It’s impossible to know what Ki-Suck Han thought in the last few seconds of his life as a New York City subway train bore down on him. Mr. Han, a 58-year-old husband and father from Queens, had been pushed onto the tracks and couldn’t climb back onto the platform. On Dec. 4, the New York Post printed a haunting cover photo of Mr. Han, stuck on the tracks, staring at the train in the moments before his death. The Post, not given to subtlety, printed the picture above a headline that screamed, “Doomed.”
We do know what the professional photographer who took the shot, R. Umar Abbasi, thought in the moments and days after Mr. Han’s death, because they’ve been well-documented. Mr. Abbasi says he snapped the photo as he was running at the train, trying to warn the driver with his camera’s flash that someone was on the tracks.
The back-seat drivers of the world poured scorn on this notion, and Mr. Abbasi was roundly condemned for not helping Mr. Han, although he says he was too far away and that he did what he could in the circumstances. He says he’s been haunted by Mr. Han’s death.
No one else on the platform helped, either, it should be noted, but Mr. Abbasi came in for special vitriol. “That’s a pretty clear photo for one snapped by someone who supposedly was running frantically to capture the attention of the conductor,” The Village Voice wrote on the day the photo appeared, though it later apologized to Mr. Abbasi for the comment. The photographer has said that people gathered on the platform to video the dying man using their camera phones, but this, oddly, has not been the subject of public disgust.
Some photojournalists came to Mr. Abbasi’s defence. In an article for CNN, the Pulitzer Prize-winning J. Ross Baughman said “the journalist’s job is to be invisible and, in that way, to see on behalf of everyone else. We perform our most vital role when the stakes are high, even to the level of life and death.” There’s debate about photojournalists’ role within the profession, too, and Mr. Baughman notes that the National Press Photographers Association now includes a humanitarian award for photographers who stop shooting and start helping.
Mr. Abbasi’s photo was disturbing, and its placement on the Post’s front page questionable, but it was the controversy around the picture that surprised me. Maybe that’s because I’d been looking at an exhibition of Reuters photographer Goran Tomasevic’s photos from Syria that had appeared in newspapers around the world to precisely no outcry, when an outcry is exactly what they demanded. Not for Mr. Tomasevic’s role as a war photographer but for what they showed: Not a random act of bizarre violence but a systemic war on a people.
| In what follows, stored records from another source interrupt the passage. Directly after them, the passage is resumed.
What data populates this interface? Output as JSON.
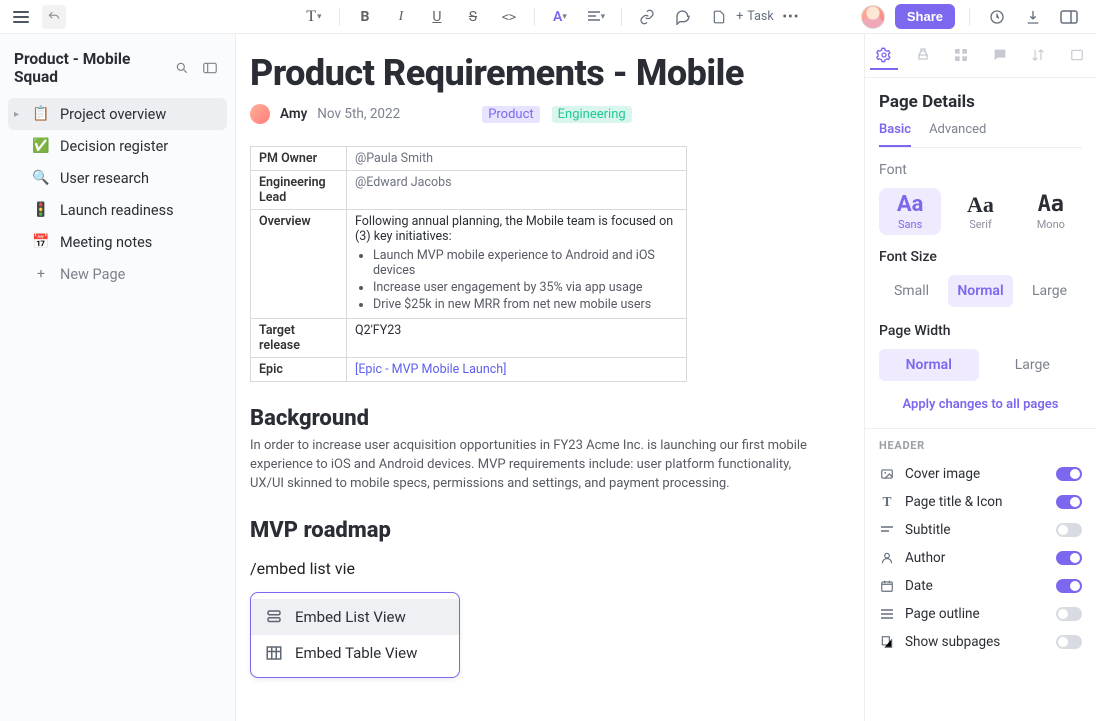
{
  "topbar": {
    "share_label": "Share",
    "task_label": "Task"
  },
  "sidebar": {
    "workspace_title": "Product - Mobile Squad",
    "items": [
      {
        "icon": "📋",
        "label": "Project overview",
        "selected": true,
        "caret": true
      },
      {
        "icon": "✅",
        "label": "Decision register"
      },
      {
        "icon": "🔍",
        "label": "User research"
      },
      {
        "icon": "🚦",
        "label": "Launch readiness"
      },
      {
        "icon": "📅",
        "label": "Meeting notes"
      }
    ],
    "new_page_label": "New Page"
  },
  "doc": {
    "title": "Product Requirements - Mobile",
    "author": "Amy",
    "date": "Nov 5th, 2022",
    "tags": {
      "product": "Product",
      "engineering": "Engineering"
    },
    "table": {
      "pm_owner_k": "PM Owner",
      "pm_owner_v": "@Paula Smith",
      "eng_lead_k": "Engineering Lead",
      "eng_lead_v": "@Edward Jacobs",
      "overview_k": "Overview",
      "overview_intro": "Following annual planning, the Mobile team is focused on (3) key initiatives:",
      "overview_bullets": [
        "Launch MVP mobile experience to Android and iOS devices",
        "Increase user engagement by 35% via app usage",
        "Drive $25k in new MRR from net new mobile users"
      ],
      "target_k": "Target release",
      "target_v": "Q2'FY23",
      "epic_k": "Epic",
      "epic_v": "[Epic - MVP Mobile Launch]"
    },
    "background_h": "Background",
    "background_body": "In order to increase user acquisition opportunities in FY23 Acme Inc. is launching our first mobile experience to iOS and Android devices. MVP requirements include: user platform functionality, UX/UI skinned to mobile specs, permissions and settings, and payment processing.",
    "roadmap_h": "MVP roadmap",
    "slash_input": "/embed list vie",
    "embed_options": [
      {
        "label": "Embed List View",
        "selected": true
      },
      {
        "label": "Embed Table View"
      }
    ]
  },
  "panel": {
    "title": "Page Details",
    "subtab_basic": "Basic",
    "subtab_adv": "Advanced",
    "font_label": "Font",
    "fonts": {
      "sans": "Sans",
      "serif": "Serif",
      "mono": "Mono"
    },
    "font_size_label": "Font Size",
    "sizes": {
      "small": "Small",
      "normal": "Normal",
      "large": "Large"
    },
    "width_label": "Page Width",
    "widths": {
      "normal": "Normal",
      "large": "Large"
    },
    "apply_all": "Apply changes to all pages",
    "header_label": "HEADER",
    "toggles": [
      {
        "label": "Cover image",
        "on": true,
        "icon": "image"
      },
      {
        "label": "Page title & Icon",
        "on": true,
        "icon": "title"
      },
      {
        "label": "Subtitle",
        "on": false,
        "icon": "subtitle"
      },
      {
        "label": "Author",
        "on": true,
        "icon": "author"
      },
      {
        "label": "Date",
        "on": true,
        "icon": "date"
      },
      {
        "label": "Page outline",
        "on": false,
        "icon": "outline"
      },
      {
        "label": "Show subpages",
        "on": false,
        "icon": "subpages"
      }
    ]
  }
}
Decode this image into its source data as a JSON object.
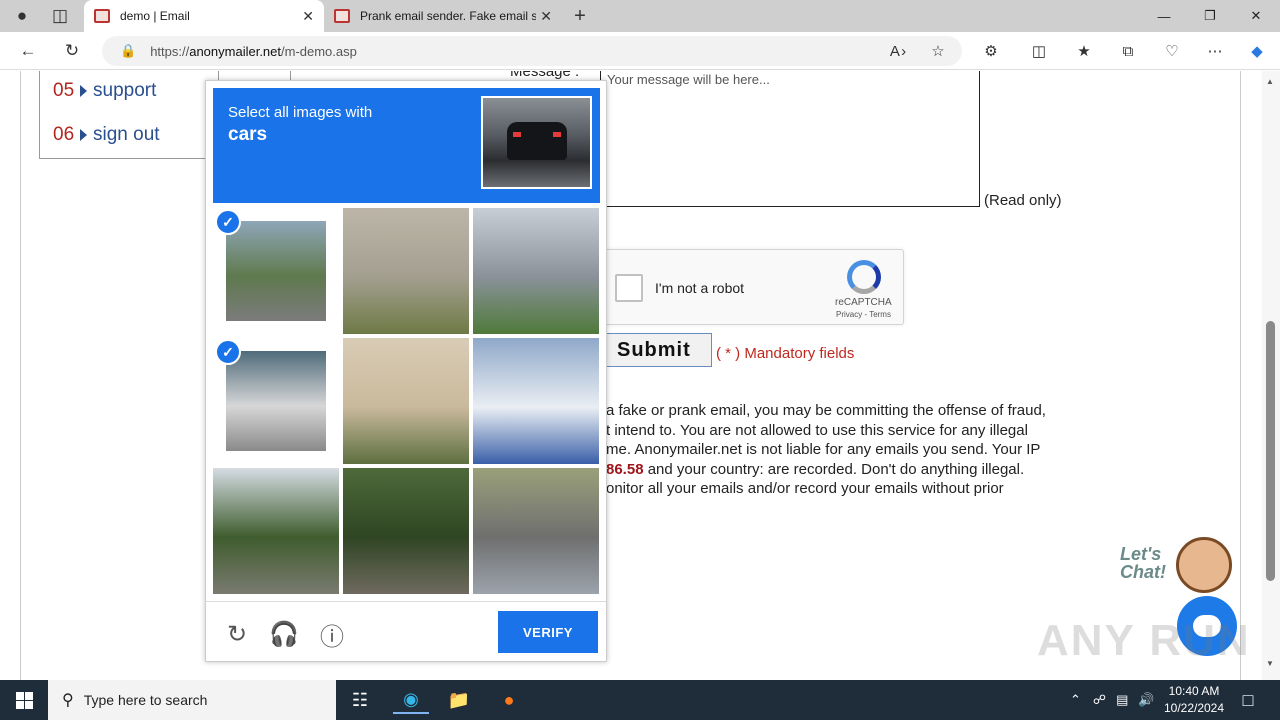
{
  "browser": {
    "tabs": [
      {
        "title": "demo | Email",
        "active": true
      },
      {
        "title": "Prank email sender. Fake email se",
        "active": false
      }
    ],
    "new_tab": "+",
    "url_prefix": "https://",
    "url_host": "anonymailer.net",
    "url_path": "/m-demo.asp",
    "window_buttons": {
      "minimize": "—",
      "restore": "❐",
      "close": "✕"
    }
  },
  "menu": {
    "items": [
      {
        "num": "05",
        "label": "support"
      },
      {
        "num": "06",
        "label": "sign out"
      }
    ]
  },
  "form": {
    "message_label": "Message :",
    "message_placeholder": "Your message will be here...",
    "read_only": "(Read only)",
    "recaptcha_label": "I'm not a robot",
    "recaptcha_brand": "reCAPTCHA",
    "recaptcha_terms": "Privacy - Terms",
    "submit": "Submit",
    "mandatory": "( * ) Mandatory fields",
    "warning": {
      "line1": "a fake or prank email, you may be committing the offense of fraud,",
      "line2": "t intend to. You are not allowed to use this service for any illegal",
      "line3": "me. Anonymailer.net is not liable for any emails you send. Your IP",
      "line4_ip": "86.58",
      "line4_rest": " and your country: are recorded. Don't do anything illegal.",
      "line5": "onitor all your emails and/or record your emails without prior"
    }
  },
  "chat": {
    "text_line1": "Let's",
    "text_line2": "Chat!"
  },
  "watermark": "ANY RUN",
  "captcha": {
    "instruction": "Select all images with",
    "target": "cars",
    "verify": "VERIFY",
    "check_mark": "✓",
    "icons": {
      "reload": "reload-icon",
      "audio": "headphones-icon",
      "info": "info-icon"
    },
    "tiles": [
      {
        "selected": true,
        "colors": [
          "#8fa6b8",
          "#5f7a4e",
          "#7b7b7b"
        ]
      },
      {
        "selected": false,
        "colors": [
          "#bdb6a8",
          "#a39f90",
          "#6e7a45"
        ]
      },
      {
        "selected": false,
        "colors": [
          "#c7ced6",
          "#8a9199",
          "#4f7a3a"
        ]
      },
      {
        "selected": true,
        "colors": [
          "#4f6b7a",
          "#d7d7d7",
          "#8a8a8a"
        ]
      },
      {
        "selected": false,
        "colors": [
          "#d9ccb5",
          "#c9b99c",
          "#5d6f3f"
        ]
      },
      {
        "selected": false,
        "colors": [
          "#8fa8c9",
          "#e9eef3",
          "#3a5fa8"
        ]
      },
      {
        "selected": false,
        "colors": [
          "#d5dce3",
          "#3f5d2e",
          "#7a7a70"
        ]
      },
      {
        "selected": false,
        "colors": [
          "#4e6a3a",
          "#2f4523",
          "#6f6a5f"
        ]
      },
      {
        "selected": false,
        "colors": [
          "#9aa07a",
          "#6f6f6f",
          "#9ca3ab"
        ]
      }
    ]
  },
  "taskbar": {
    "search_placeholder": "Type here to search",
    "time": "10:40 AM",
    "date": "10/22/2024"
  }
}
In one photo taken after the government bombed the town of Azaz – which Mr Tomasevic has said was difficult for him to shoot – a toddler lies dead in the rubble while local men try to dig her out. The pain is in the contrast of their arms, browned by a lifetime in the sun, and her small white body. I couldn’t see her name anywhere, so she’s lost to the world, just one of the hundreds, and perhaps thousands, of children killed during the Syrian war.
Horrible images of violence like that one abound across the world; they’re really not hard to find, although most people probably don’t spend a lot of time looking. Perhaps it’s only natural that we really seem to only notice those graphic images when they touch close to home. (There was no outcry over gruesome photos of the Libyan war until newspapers ran pictures of a dying U.S. ambassador being carried to a hospital in Benghazi.)
It’s much harder to imagine being trapped in a Libyan firefight or digging a neighbour’s child out of a bomb crater than it is to picture yourself on a subway platform, watching someone fall on the tracks and wondering how you might rise (or sink) to the occasion. The camera has become a collective conscience, in a way: In the old days, people believed that an omniscient deity kept a tally of misdeeds and kindnesses in a spiritual ledger, even when no one else was watching. Now, the camera takes the place of celestial overseer.
No one wants to be caught in a moment of public shame – mocking a lady on a school bus or failing to help a fellow commuter who’s on the tracks as the train rushes in. But the camera doesn’t see us looking away from things that are too difficult or foreign to grasp. The choices these days lie not just in what we do or refuse to do, but what we see and what we ignore.